We have a handful of POV characters, who each get thrown into the fracas of a continent-spanning internecine scuffle, and ultimately wind up together. There are enough hinted-at machinations, and a few subtle (and not-so-subtle) nods to contemporaries in the slightly-skewed world of "the new weird," notably a humanoid tiger race that I recall meeting brethren and sistren of in Jay Lake's "Kalimpura" books.
The action builds slowly, stirred and stewing, bubbling up occasionally with a gout of steam and spice, rather than at the chaotic, slapdash pace of many; there is a steady hand on the tiller, mixing in menace and loss and romance and horror and frustration... it's easy to see why this is a trilogy, rather than a single, prodigious, Stephensonian doorstop (which isn't to say I would have minded a single, massive sheaf pages).
I'm looking forward to the second and third installments, and not merely because I glibly told Ms. Bear "This is a love note to horses and endurance athletics" (which are two things I am, respectively, indifferent to and avoidant of *laugh*).
Bear has her own amusing names for the world as she was creating it, but I called it "Nongolia," because of course I would.
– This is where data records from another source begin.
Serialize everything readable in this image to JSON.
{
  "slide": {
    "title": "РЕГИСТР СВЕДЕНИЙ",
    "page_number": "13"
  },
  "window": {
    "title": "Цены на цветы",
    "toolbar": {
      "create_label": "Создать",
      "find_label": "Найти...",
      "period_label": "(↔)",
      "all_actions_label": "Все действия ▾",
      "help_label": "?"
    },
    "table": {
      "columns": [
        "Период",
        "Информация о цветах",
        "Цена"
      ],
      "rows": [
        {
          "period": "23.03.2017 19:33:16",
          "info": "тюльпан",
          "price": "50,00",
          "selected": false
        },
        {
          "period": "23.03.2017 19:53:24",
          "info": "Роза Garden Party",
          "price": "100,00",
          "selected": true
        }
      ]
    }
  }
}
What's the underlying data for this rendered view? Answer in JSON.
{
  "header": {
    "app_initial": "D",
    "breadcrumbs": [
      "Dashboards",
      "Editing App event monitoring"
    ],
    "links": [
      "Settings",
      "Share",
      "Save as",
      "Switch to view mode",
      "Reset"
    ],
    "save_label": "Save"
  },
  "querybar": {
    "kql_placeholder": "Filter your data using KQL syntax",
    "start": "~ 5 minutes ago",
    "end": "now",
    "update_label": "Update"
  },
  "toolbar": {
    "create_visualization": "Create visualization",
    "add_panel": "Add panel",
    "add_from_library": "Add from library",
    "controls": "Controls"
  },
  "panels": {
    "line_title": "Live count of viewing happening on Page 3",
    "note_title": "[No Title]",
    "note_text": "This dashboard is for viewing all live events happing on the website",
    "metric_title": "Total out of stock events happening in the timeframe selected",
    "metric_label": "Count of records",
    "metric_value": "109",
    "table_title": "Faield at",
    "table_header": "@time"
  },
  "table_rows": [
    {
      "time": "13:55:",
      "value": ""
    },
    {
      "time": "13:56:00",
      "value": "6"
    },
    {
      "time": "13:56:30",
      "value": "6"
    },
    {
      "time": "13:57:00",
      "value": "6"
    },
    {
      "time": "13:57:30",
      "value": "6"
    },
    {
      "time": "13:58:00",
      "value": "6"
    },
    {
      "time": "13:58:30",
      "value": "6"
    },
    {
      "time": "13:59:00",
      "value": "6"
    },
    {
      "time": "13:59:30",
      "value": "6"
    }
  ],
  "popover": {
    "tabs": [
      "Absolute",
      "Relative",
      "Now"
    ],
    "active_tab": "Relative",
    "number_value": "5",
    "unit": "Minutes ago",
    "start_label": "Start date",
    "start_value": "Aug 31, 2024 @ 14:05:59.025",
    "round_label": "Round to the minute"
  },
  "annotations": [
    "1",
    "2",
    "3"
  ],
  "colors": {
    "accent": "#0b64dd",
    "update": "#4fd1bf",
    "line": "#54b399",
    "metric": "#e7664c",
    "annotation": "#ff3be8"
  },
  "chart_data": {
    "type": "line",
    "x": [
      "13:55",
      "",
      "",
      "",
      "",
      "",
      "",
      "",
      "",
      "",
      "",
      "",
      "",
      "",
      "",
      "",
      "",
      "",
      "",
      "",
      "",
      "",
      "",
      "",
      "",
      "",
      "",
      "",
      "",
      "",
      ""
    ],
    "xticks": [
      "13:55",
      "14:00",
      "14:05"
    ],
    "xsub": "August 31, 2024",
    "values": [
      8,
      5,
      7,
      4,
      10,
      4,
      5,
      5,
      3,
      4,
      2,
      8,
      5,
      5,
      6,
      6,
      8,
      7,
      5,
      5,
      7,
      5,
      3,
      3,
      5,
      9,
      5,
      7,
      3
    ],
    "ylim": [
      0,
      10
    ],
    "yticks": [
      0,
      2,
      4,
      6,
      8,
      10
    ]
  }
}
I spent a good bit of time navigating the world backwards, thinking east was west and vice versa, not through any fault of the narrative, but because it's a fluid enough space that coming unmoored is neither a boon nor a hindrance, and it was a savory, dreamlike escape from my workday for very pleasant lunch reading.
Four point two mis-matched moons (out of an original thirty-seven) out of five.